Source records:
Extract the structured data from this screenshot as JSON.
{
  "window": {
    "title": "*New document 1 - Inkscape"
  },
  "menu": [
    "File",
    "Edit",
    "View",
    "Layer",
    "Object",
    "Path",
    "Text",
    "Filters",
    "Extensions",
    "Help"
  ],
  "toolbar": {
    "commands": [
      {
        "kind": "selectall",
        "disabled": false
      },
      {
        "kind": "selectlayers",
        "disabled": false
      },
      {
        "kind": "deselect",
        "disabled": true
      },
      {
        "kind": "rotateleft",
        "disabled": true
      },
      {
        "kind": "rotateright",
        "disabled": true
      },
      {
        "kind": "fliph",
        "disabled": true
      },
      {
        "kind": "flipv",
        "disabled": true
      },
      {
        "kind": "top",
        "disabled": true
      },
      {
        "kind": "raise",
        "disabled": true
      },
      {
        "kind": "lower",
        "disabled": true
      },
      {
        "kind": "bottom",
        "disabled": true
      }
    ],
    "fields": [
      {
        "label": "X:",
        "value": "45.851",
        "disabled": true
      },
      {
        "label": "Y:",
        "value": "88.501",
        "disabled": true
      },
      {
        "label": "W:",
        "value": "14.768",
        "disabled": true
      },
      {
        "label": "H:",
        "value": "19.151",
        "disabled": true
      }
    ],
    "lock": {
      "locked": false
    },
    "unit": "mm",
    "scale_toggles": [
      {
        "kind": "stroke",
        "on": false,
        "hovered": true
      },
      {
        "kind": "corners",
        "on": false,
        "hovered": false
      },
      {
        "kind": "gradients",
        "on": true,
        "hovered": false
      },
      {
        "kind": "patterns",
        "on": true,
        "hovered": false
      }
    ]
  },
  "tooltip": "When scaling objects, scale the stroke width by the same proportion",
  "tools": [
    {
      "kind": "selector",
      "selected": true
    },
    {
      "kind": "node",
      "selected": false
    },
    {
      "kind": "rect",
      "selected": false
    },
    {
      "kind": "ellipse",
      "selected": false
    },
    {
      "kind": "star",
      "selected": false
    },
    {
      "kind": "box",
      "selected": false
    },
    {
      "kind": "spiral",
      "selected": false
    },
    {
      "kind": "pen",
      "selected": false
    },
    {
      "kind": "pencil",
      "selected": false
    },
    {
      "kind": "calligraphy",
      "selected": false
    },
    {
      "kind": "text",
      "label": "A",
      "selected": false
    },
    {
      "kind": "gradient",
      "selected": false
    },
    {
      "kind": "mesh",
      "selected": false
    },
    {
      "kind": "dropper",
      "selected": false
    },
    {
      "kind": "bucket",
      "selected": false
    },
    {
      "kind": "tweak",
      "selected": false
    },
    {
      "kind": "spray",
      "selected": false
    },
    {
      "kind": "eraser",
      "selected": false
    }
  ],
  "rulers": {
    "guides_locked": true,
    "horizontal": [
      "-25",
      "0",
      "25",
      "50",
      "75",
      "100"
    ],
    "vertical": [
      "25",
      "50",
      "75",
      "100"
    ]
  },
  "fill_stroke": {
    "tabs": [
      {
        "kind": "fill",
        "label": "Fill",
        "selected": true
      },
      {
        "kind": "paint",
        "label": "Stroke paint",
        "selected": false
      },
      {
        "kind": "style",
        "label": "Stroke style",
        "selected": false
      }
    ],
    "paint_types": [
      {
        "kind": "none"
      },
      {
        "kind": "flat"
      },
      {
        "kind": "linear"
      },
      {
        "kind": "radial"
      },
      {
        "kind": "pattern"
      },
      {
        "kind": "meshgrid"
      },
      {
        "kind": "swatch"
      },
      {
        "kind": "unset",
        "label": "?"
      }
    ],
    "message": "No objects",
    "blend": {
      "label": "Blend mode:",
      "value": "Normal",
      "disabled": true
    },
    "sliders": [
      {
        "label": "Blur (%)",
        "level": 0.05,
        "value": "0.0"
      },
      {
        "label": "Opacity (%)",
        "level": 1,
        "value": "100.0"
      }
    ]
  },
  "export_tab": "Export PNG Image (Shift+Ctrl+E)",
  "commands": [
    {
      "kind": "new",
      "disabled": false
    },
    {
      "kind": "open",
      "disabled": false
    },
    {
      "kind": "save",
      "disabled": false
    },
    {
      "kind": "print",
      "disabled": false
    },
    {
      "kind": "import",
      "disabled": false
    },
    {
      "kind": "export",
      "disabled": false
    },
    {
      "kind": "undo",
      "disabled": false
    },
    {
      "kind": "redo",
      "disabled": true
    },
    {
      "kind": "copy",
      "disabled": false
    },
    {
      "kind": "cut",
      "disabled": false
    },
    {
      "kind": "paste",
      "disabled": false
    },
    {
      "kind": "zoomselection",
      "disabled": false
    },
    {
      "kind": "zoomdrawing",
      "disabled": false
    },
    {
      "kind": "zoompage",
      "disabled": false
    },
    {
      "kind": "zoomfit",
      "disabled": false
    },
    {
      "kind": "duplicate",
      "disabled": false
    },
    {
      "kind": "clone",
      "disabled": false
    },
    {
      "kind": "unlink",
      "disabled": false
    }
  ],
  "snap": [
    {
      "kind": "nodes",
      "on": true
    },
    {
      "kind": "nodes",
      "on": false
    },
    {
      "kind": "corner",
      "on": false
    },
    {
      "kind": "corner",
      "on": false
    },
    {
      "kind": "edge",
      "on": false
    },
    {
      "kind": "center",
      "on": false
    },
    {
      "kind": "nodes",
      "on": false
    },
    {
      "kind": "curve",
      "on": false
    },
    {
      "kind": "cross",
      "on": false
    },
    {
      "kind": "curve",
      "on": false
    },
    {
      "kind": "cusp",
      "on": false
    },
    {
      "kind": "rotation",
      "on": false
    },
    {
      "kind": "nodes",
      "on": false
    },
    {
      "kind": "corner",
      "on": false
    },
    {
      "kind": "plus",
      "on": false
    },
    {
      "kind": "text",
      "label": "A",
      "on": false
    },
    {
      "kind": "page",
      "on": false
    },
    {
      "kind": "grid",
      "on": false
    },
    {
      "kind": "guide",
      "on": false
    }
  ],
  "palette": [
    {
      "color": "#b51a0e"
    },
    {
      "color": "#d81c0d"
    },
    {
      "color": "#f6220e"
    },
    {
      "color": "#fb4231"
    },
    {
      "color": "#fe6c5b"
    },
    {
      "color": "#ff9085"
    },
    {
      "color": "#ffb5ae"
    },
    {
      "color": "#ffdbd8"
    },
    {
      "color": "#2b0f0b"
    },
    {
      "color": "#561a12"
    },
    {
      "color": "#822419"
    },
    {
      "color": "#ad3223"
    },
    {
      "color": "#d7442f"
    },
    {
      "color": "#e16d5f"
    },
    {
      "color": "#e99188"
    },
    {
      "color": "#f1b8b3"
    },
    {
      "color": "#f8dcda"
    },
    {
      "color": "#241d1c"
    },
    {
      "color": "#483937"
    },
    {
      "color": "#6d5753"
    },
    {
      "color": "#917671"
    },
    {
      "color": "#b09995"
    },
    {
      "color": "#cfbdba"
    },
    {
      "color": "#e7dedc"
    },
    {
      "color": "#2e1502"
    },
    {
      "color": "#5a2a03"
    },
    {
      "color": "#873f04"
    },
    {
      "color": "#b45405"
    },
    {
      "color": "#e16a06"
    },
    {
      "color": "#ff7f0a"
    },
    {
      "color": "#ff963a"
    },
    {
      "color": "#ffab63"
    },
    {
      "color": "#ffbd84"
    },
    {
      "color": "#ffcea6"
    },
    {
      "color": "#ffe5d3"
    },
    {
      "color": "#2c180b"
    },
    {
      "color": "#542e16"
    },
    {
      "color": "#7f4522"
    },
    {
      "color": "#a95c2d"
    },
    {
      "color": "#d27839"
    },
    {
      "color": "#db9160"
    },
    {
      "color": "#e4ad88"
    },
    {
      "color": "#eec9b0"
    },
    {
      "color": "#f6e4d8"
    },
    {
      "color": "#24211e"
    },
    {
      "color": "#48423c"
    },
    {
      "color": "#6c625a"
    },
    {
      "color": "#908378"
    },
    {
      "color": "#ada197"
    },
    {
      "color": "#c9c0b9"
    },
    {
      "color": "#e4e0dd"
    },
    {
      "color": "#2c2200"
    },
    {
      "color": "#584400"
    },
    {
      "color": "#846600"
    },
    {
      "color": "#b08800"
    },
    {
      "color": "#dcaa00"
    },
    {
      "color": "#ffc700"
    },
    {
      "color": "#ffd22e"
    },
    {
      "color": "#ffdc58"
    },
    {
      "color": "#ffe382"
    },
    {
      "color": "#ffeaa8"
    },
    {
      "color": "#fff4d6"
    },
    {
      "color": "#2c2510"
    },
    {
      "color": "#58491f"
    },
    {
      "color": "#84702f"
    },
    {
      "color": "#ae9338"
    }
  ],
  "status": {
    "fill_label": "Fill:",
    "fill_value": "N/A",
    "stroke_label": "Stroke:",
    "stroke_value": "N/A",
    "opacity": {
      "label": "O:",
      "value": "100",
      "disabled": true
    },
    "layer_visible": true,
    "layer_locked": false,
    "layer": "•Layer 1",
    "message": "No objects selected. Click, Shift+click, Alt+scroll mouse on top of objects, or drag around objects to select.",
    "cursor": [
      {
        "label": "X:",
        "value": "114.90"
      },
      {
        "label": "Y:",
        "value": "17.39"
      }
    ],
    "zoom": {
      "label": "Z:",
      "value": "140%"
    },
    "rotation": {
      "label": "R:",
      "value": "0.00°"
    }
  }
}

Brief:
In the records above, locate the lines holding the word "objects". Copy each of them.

Task response:
  "tooltip": "When scaling objects, scale the stroke width by the same proportion",
    "message": "No objects",
    "message": "No objects selected. Click, Shift+click, Alt+scroll mouse on top of objects, or drag around objects to select.",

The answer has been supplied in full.